*** Block opens ***
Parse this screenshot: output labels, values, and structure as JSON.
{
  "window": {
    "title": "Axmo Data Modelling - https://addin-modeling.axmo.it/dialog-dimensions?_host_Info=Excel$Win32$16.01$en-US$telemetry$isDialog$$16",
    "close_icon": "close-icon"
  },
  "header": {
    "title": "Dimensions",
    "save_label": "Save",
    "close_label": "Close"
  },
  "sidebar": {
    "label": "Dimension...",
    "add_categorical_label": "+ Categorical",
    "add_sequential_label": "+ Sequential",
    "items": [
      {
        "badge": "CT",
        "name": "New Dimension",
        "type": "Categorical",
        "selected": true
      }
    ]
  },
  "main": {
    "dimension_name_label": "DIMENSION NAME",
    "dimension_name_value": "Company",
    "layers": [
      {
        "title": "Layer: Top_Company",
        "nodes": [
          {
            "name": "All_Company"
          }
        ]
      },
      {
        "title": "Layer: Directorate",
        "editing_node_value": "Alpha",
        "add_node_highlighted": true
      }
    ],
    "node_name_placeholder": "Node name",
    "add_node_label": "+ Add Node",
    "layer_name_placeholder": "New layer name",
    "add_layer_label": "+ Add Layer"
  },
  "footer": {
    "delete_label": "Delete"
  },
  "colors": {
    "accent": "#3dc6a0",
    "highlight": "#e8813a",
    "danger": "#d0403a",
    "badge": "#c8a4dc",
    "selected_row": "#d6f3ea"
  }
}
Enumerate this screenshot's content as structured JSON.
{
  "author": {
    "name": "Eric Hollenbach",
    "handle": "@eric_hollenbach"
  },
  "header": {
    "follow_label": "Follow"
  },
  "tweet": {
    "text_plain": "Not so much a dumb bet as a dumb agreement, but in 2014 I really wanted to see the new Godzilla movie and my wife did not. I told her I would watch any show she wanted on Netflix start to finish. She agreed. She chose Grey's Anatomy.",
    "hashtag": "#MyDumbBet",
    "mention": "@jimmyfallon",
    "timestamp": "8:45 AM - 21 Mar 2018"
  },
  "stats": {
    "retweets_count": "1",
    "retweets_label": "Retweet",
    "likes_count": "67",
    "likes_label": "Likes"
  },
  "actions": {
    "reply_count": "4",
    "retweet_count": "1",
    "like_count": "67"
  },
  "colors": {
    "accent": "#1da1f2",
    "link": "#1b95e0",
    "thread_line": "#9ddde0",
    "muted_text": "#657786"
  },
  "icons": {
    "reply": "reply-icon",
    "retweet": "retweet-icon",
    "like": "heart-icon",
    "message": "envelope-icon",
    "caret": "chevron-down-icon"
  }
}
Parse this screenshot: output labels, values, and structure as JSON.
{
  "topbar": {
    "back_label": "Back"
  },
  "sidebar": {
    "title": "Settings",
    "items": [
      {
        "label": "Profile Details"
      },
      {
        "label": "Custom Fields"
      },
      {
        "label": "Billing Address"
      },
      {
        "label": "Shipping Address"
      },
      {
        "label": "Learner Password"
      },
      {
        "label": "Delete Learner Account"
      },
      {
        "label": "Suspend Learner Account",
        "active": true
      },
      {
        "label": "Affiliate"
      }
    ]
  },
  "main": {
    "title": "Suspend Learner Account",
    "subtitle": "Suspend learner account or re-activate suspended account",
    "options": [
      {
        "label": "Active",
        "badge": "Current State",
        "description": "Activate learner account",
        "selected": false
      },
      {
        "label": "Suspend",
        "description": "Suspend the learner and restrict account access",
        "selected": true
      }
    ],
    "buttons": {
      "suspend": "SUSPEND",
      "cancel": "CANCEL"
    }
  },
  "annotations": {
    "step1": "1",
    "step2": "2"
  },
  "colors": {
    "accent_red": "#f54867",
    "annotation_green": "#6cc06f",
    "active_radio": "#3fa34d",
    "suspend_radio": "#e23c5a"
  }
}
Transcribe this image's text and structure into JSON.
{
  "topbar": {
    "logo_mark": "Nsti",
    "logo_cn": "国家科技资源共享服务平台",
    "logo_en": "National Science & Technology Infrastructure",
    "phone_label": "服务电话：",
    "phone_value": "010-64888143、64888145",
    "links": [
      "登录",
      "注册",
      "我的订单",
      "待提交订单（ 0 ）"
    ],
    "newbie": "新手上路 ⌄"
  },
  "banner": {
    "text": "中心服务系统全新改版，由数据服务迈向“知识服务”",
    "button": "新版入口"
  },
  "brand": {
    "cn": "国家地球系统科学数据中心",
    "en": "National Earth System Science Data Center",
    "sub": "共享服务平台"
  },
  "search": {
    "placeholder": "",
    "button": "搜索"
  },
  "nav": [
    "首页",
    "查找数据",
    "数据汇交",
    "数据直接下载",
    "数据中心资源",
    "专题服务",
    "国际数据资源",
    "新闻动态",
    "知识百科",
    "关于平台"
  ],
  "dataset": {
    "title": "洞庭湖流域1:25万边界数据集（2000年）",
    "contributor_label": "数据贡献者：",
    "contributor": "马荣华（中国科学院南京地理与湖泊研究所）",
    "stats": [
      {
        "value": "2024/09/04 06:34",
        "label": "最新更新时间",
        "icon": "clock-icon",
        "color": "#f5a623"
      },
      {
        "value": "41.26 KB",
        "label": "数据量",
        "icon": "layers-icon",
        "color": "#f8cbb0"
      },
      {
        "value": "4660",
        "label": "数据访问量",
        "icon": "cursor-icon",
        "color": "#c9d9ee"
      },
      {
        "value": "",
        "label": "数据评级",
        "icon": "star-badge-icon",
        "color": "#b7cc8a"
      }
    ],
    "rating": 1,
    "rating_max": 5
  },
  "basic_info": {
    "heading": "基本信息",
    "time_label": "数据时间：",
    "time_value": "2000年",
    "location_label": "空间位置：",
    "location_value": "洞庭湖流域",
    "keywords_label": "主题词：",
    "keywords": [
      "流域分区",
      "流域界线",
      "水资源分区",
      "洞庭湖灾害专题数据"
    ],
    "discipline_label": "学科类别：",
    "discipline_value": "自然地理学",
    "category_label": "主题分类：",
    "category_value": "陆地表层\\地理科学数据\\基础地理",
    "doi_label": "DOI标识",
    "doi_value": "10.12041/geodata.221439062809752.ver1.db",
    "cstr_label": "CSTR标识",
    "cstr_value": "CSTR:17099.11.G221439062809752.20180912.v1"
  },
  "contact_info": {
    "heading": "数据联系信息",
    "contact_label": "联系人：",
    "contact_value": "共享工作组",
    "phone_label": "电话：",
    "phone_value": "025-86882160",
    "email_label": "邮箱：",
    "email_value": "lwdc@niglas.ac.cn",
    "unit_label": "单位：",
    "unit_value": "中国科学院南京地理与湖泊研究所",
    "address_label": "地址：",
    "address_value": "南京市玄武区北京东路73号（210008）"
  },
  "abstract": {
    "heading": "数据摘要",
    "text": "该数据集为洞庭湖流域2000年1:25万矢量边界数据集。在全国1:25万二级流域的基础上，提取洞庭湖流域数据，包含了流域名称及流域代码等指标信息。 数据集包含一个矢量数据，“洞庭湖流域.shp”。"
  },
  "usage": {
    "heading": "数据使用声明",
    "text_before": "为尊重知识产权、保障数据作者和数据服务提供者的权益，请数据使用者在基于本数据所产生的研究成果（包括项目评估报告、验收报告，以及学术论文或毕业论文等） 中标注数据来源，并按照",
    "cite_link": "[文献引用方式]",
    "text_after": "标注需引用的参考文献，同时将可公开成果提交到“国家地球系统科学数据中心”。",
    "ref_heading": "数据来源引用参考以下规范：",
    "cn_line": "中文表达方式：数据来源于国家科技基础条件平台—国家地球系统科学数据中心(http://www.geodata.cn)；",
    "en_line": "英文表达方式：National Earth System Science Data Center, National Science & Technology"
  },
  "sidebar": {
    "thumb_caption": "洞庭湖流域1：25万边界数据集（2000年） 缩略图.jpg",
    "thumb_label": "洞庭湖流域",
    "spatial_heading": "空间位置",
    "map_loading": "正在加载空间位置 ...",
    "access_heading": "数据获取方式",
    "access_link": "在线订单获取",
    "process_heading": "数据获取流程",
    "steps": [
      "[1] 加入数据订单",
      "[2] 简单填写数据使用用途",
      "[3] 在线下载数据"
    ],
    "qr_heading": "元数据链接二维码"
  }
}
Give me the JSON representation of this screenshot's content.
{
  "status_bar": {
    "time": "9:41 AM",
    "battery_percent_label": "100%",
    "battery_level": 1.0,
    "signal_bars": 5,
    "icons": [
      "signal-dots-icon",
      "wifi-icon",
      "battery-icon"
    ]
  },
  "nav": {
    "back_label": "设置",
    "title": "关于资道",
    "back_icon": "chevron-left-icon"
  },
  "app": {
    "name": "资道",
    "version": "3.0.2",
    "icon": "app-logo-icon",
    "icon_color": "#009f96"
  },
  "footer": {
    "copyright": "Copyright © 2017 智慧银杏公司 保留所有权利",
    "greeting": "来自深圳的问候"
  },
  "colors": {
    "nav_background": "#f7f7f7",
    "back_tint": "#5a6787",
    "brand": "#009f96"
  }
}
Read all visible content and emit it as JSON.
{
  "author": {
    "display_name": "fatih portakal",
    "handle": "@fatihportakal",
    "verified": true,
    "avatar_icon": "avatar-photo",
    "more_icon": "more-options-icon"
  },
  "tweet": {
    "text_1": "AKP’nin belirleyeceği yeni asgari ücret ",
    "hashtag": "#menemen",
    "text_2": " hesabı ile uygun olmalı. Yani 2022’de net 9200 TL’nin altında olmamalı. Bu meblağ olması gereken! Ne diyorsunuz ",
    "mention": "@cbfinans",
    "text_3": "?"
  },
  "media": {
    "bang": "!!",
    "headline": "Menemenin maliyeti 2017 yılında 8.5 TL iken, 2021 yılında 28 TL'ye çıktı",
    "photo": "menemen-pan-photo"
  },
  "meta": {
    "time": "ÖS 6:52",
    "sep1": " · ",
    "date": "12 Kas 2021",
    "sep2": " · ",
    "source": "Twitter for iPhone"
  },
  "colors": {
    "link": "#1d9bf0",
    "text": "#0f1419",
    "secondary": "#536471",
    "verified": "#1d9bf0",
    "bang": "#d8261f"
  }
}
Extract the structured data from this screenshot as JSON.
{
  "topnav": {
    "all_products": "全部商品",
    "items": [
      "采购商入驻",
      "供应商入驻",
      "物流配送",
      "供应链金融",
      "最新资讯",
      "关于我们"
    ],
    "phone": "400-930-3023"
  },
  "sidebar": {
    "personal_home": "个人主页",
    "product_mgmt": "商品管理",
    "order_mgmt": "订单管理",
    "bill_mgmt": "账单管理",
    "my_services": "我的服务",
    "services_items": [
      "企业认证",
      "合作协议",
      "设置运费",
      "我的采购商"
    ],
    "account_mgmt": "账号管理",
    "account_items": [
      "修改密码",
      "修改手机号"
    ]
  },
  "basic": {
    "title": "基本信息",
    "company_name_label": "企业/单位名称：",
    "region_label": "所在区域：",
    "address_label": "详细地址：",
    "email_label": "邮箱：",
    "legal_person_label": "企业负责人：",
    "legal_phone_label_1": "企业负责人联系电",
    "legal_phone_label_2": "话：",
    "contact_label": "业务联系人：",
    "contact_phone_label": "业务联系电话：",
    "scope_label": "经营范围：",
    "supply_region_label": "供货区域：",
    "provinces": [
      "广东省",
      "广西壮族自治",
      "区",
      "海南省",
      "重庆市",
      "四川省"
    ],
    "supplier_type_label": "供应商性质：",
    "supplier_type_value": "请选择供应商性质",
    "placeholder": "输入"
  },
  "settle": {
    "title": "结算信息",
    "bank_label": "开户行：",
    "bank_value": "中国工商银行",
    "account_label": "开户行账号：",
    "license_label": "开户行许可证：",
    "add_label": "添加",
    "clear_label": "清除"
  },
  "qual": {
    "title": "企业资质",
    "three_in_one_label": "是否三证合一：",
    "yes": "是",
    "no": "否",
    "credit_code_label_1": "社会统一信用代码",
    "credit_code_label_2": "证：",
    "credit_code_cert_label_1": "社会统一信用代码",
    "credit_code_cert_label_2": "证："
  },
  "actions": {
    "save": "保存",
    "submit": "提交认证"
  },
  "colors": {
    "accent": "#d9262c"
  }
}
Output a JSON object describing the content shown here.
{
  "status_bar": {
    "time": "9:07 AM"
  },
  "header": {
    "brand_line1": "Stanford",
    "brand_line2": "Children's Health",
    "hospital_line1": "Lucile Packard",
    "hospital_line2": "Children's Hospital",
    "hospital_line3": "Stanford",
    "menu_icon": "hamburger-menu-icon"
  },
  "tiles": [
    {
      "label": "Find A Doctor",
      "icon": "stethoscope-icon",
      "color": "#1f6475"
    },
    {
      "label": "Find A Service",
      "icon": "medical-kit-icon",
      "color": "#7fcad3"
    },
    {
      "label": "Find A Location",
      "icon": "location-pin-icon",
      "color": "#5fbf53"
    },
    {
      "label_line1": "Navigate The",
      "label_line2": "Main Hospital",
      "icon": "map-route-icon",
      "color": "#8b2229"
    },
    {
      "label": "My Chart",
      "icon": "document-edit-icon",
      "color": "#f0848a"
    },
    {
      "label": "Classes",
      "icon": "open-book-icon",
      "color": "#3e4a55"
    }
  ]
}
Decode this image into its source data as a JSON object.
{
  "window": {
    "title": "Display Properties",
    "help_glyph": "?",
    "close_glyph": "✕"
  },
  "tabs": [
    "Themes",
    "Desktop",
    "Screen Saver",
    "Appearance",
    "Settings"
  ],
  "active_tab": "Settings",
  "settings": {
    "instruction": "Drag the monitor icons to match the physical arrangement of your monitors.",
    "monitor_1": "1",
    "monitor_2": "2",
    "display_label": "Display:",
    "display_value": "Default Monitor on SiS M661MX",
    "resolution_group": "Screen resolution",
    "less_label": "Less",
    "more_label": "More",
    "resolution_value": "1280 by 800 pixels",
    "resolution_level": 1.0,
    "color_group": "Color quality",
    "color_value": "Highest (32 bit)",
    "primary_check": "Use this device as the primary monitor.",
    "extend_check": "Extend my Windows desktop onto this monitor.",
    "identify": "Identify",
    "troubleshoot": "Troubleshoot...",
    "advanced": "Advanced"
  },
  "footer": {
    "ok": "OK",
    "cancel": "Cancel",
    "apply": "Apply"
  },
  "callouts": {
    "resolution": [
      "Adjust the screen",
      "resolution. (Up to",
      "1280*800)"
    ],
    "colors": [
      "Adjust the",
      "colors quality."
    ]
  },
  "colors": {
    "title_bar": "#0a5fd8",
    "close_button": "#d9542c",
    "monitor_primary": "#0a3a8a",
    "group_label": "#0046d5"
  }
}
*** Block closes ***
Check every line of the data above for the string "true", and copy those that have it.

Result of this exercise ->
        "selected": true
        "add_node_highlighted": true
        "active": true
        "selected": true
    "verified": true,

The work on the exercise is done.